To exploit overseas opportunities, multinational corporations must usually transfer executives into them I Yet these expatriates--a scarce and very dear resource--often fail, and many leave their employers even after they succeed overseas I What can multinationals do to protect their investment?
A shortage of leadership talent is the greatest obstacle Fortune 500 companies face as they seek to operate on a global scale. McKinsey research shows that most companies have identified rich opportunities created by the globalization of markets, the opening of formerly closed economies, the ability to arbitrage differences in skill and productivity from one region to another, and ready access to a vast pool of capital. But companies also recognize that so long as they do not have enough talent, their reach will continue to exceed their grasp of these opportunities (Exhibit 1, on the next page). In a world of intensifying competition for human capital, a strong global talent pool has become a strategic asset and one of the few sources of sustainable competitive advantage. As John S. Reed, Citicorp's chairman, once commented, "Our global human capital may be as important a resource as, if not more important than, our financial capital."
For most companies, expatriate managers are the cornerstone on which international ventures are built. Once the deals have been signed, the last toast has been drunk, and the corporate jet has left for the return flight to North America or Europe, it is the expatriate managers who stay behind to get the new business up and running.
These expatriates are among the scarcest and most expensive resources of multinational companies; salaries and benefits can easily run to more than $500,000 a year. They also play the critical role in the process of transforming opportunities into thriving businesses by transferring (typically from the company's home base) the required institutional resources, technologies, and know-how; by building country-specific knowledge and relationships; and by developing the local talent that is the key to long-term success and profitability.
Clearly, however, companies have not given enough thought to the problem of helping this critical resource to succeed. Failure rates for overseas postings can run as high as 70 percent and typically range between 15 and 25 percent; furthermore, companies often see their successful expatriate managers leave for other opportunities. As a result, costs rise and international growth slows.

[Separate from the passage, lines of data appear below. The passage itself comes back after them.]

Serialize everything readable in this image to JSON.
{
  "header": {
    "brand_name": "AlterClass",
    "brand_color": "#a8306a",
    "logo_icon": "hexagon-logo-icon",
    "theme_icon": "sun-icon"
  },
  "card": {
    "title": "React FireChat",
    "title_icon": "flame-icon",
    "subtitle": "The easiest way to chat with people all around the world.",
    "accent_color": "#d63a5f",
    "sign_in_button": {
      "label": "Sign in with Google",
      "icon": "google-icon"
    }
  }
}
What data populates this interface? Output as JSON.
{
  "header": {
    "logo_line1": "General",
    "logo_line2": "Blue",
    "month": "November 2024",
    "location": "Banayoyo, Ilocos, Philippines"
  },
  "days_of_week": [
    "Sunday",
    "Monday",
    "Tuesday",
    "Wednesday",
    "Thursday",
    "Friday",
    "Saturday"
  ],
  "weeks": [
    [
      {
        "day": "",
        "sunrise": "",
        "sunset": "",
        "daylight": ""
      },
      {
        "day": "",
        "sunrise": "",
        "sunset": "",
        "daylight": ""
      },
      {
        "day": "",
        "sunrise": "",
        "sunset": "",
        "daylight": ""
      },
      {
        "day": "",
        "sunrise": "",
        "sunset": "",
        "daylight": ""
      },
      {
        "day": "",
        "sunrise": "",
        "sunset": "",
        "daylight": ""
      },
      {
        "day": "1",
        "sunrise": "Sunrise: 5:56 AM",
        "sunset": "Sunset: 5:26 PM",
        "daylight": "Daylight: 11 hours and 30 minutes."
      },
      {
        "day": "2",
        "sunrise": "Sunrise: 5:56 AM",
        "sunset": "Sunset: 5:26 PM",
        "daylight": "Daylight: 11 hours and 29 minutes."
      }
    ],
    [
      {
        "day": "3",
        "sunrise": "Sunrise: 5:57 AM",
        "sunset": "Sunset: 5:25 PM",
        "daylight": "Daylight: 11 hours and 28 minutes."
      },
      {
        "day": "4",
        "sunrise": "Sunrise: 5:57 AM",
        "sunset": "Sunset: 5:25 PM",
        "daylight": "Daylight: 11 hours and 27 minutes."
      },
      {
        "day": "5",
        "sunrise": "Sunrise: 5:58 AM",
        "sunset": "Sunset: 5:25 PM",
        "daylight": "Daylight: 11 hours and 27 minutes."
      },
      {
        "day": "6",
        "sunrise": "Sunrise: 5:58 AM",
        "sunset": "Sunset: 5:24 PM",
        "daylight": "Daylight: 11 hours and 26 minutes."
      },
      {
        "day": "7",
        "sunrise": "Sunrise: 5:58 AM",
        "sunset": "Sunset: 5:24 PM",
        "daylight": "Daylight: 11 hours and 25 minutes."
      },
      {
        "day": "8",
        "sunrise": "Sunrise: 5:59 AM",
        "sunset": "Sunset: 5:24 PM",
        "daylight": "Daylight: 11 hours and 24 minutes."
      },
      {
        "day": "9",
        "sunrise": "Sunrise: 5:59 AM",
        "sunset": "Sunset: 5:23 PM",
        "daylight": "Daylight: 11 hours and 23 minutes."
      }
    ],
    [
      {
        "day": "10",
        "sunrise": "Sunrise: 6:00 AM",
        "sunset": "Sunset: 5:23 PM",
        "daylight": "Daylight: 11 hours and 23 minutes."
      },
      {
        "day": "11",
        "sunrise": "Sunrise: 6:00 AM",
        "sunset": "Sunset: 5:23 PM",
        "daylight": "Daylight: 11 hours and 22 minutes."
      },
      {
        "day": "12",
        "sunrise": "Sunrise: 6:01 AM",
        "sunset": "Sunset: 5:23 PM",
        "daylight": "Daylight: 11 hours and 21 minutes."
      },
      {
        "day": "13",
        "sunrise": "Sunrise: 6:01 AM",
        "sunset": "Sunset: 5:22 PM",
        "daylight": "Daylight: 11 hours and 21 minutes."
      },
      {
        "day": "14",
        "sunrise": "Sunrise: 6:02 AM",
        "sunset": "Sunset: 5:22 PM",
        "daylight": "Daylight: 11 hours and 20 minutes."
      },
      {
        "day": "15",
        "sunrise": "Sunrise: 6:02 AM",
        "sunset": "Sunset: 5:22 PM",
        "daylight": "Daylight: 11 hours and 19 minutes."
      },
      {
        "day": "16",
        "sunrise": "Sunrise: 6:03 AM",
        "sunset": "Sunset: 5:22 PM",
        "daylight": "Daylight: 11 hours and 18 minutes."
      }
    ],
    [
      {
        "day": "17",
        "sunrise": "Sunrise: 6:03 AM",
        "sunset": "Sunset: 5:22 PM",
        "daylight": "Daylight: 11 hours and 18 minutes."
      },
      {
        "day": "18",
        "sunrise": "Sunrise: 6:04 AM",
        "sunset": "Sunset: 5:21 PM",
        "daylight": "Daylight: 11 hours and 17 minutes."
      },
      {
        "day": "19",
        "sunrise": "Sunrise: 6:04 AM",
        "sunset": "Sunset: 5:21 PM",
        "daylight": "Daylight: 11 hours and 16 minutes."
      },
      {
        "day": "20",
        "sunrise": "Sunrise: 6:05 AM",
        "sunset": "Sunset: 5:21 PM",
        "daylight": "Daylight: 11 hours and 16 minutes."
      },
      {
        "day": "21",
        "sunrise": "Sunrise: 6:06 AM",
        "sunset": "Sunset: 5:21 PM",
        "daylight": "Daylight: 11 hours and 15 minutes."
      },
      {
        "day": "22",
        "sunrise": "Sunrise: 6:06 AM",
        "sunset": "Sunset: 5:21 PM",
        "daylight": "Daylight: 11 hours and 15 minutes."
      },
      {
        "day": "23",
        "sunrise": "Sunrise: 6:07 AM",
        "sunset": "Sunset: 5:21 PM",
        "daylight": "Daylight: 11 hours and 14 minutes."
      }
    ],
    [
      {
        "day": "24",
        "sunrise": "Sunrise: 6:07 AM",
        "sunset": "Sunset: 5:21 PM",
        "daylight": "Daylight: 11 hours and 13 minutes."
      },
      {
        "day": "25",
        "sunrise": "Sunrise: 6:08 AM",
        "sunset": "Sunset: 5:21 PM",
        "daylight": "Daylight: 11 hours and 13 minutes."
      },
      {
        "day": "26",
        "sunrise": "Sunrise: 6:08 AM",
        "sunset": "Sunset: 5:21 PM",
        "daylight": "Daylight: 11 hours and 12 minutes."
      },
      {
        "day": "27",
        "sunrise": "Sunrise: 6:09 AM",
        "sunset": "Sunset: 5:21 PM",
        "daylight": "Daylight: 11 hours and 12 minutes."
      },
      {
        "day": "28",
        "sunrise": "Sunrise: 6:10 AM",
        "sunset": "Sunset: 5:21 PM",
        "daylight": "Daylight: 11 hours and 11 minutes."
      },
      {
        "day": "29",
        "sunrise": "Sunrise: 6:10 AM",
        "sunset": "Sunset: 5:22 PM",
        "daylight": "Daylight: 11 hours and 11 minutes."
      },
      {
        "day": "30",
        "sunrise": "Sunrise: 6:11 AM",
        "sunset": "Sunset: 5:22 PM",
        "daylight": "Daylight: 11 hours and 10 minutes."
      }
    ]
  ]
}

In this article, we focus on approaches to establishing a first-class cadre of expatriates and on the problems that arise when companies attempt to do so.
Building local operations and transferring skills
Although most companies agree on the need to develop local talent for running international operations, expatriate managers will long be with us. Even leading global companies that have substantial local management resources use expatriates extensively. Shell, a truly global company, has as many as 5,600 of them, in more than 120 countries.
Expatriates are important for sustaining international growth because the development of new businesses requires companies to transfer their skills, and expatriates continue to be the most effective means to...